UIndy’s students gaining an edge in job market

ProEdge_Columbia_039Bricks and mortar may garner the most attention (new buildings make for interesting photographs, for example), but another important part of UIndy’s Vision 2030 strategic plan is aimed directly at providing students a satisfying and rewarding collegiate experience that prepares them for the future. The Greyhound Plan, which emerged from Vision 2030, is designed to promote student satisfaction, retention, professional development, and marketability.

One aspect of that plan is the Center for Advising and Student Achievement (see the president’s message, opposite), which helps students make the most of their time on campus and makes certain they can graduate on schedule. The Professional Edge Center, meanwhile, prepares students for careers after graduation, and involves major contributions from faculty liaisons, industry leaders, and alumni representing numerous professions. It helps students and recent graduates launch their careers by linking them with opportunities for mentoring, networking, and internships, and encouraging the business connections, skills, and confidence that ensure a seamless transition from education to career.

The Center supports entrepreneurship and builds career pipelines in seven business sectors that are academic strengths for the University and vital elements of the Indiana economy. Programs and services include internship fairs and job fairs, résumé and interview coaching, panel discussions with local professionals, and career exploration and service opportunities in students’ fields of interest.

Rapid growth in first year

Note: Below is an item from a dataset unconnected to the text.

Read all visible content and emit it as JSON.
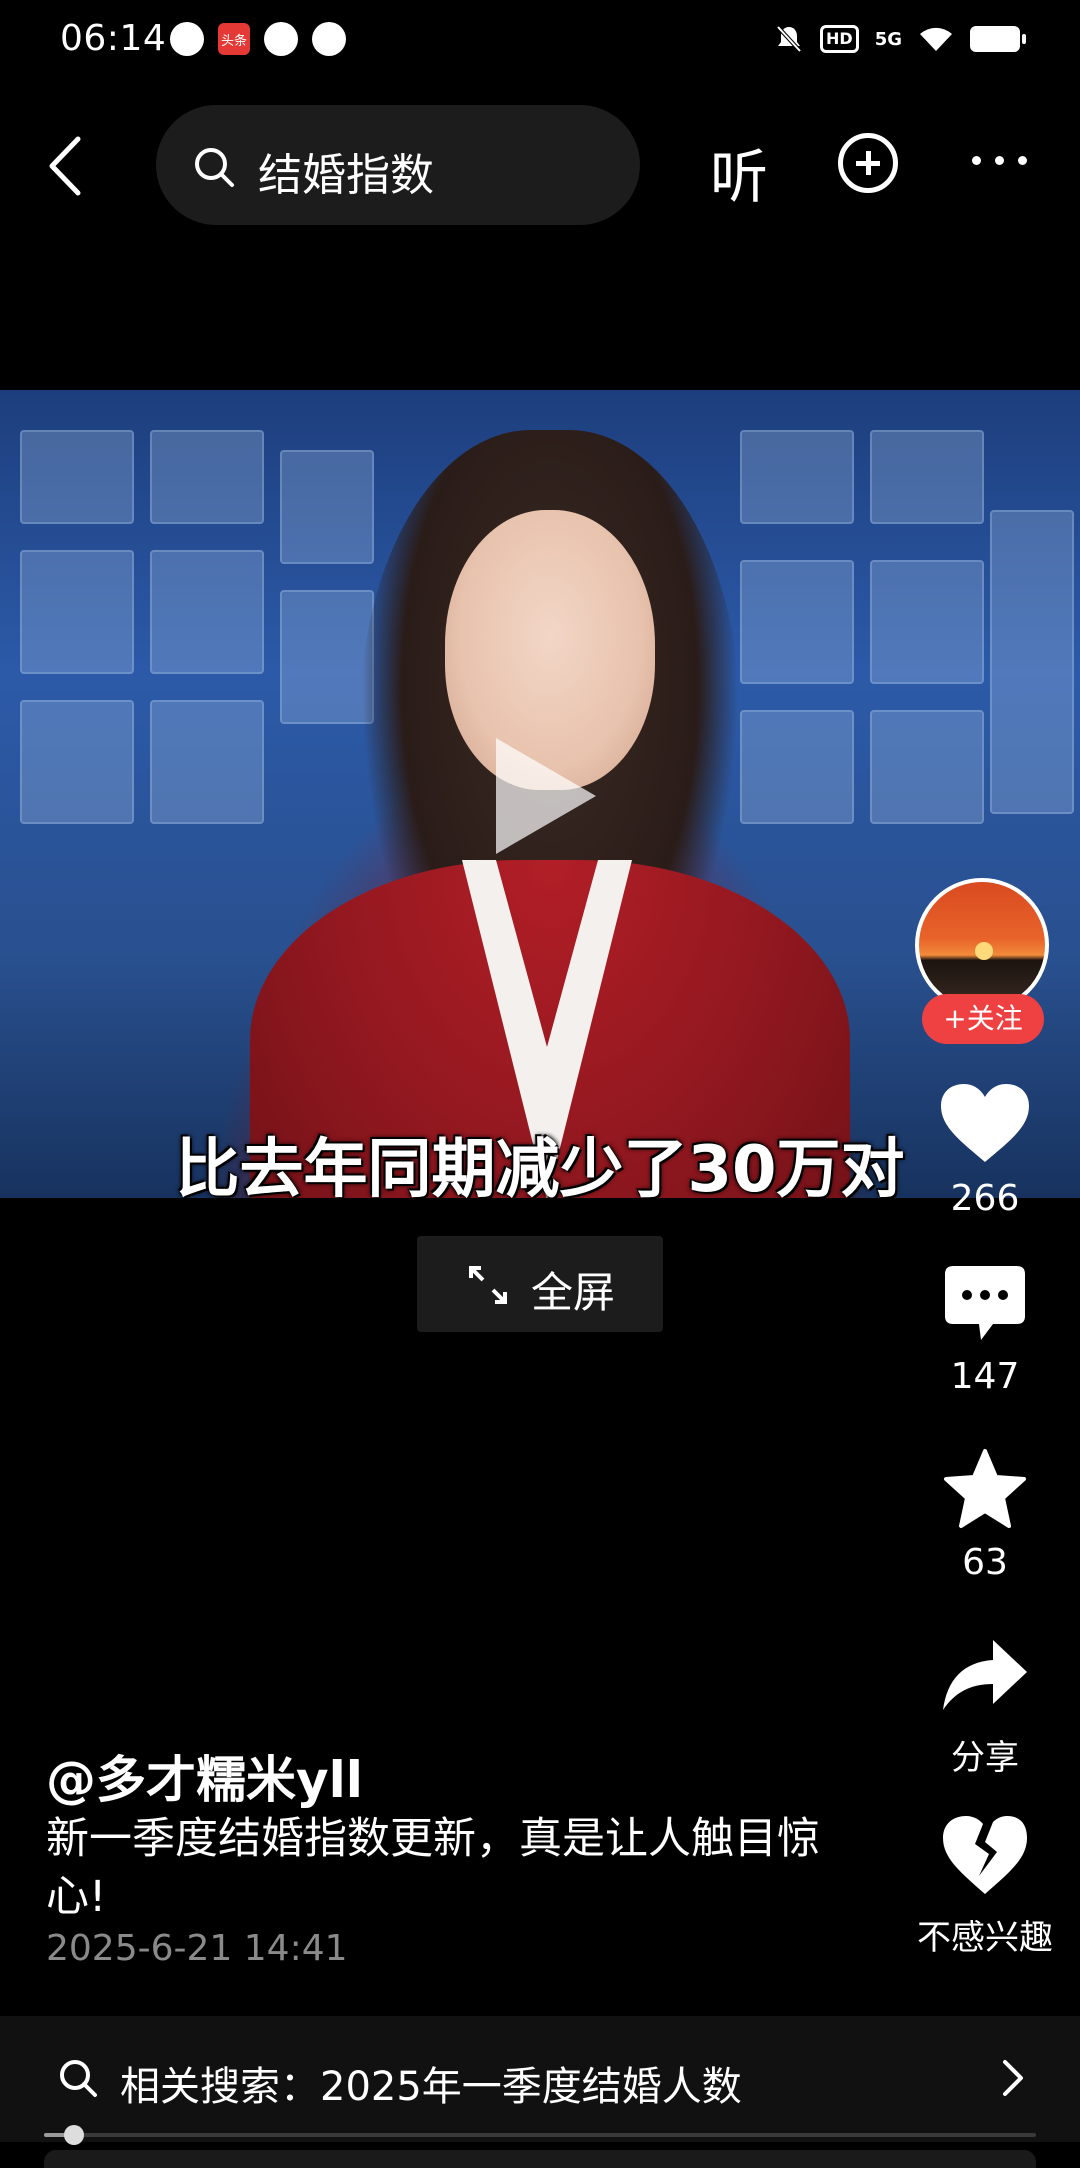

Associate Vice President Corey L. Wilson has been busy in his first year as leader of the new initiative, which has gained great momentum. The center has added three new professionals to its existing staff, all of them master’s-degree prepared and bringing deep professional experience: Betsy Knott as director of career and community integration; Jennifer McChristian Smith as assistant director focusing on public service, nonprofit management, and social services; and Nicole Martinez LeGrand, as assistant director responsible for arts and humanities, communications, and law.

Over the summer, the Center convened a working group of 21 faculty champions from 14 disciplines to develop a role summary for future faculty liaisons for the Center and a plan for creating effective student interaction with industry leaders. The Center’s faculty liaisons will seamlessly integrate curriculum and professional development.

Heavy hitters

Already this fall, the Center’s many activities have involved more than 2,000 students, 50 industry representatives, and 80 alumni, and interacted with more than 500 parents. A Women in Leadership event in August, for example, brought alumna Linda Dillman ’76, chief information officer at QVC; trustee Yvonne Shaheen, retired president & CEO of Long Electric; and trustee Deborah Daniels, managing partner at Krieg DeVault, to share with outstanding female students their personal stories and strategies for success as women in the world of work.

A November event, “The Business of Sports,” involved 150 students at the Dreyer & Reinbold Racing Shop and featured Dennis Reinbold ’83, president/CEO, Dreyer & Reinbold and member of the UIndy Board of Trustees; Anucha Browne, vice president, NCAA Women’s Basketball Championships; Kelly Krauskopf, president and general manager, Indiana Fever; Ersal Ozdemir, president/CEO of Keystone Construction, owner and founder of the Indy Eleven, and member of the UIndy Board of Trustees; and Joel Zawacki ’06, director of corporate sales and marketing for the Indianapolis Indians.

The Center is on the alert for alumni mentors to share their experiences and advice with students in their majors. For information, write Corey Wilson at clwilson@uindy.edu.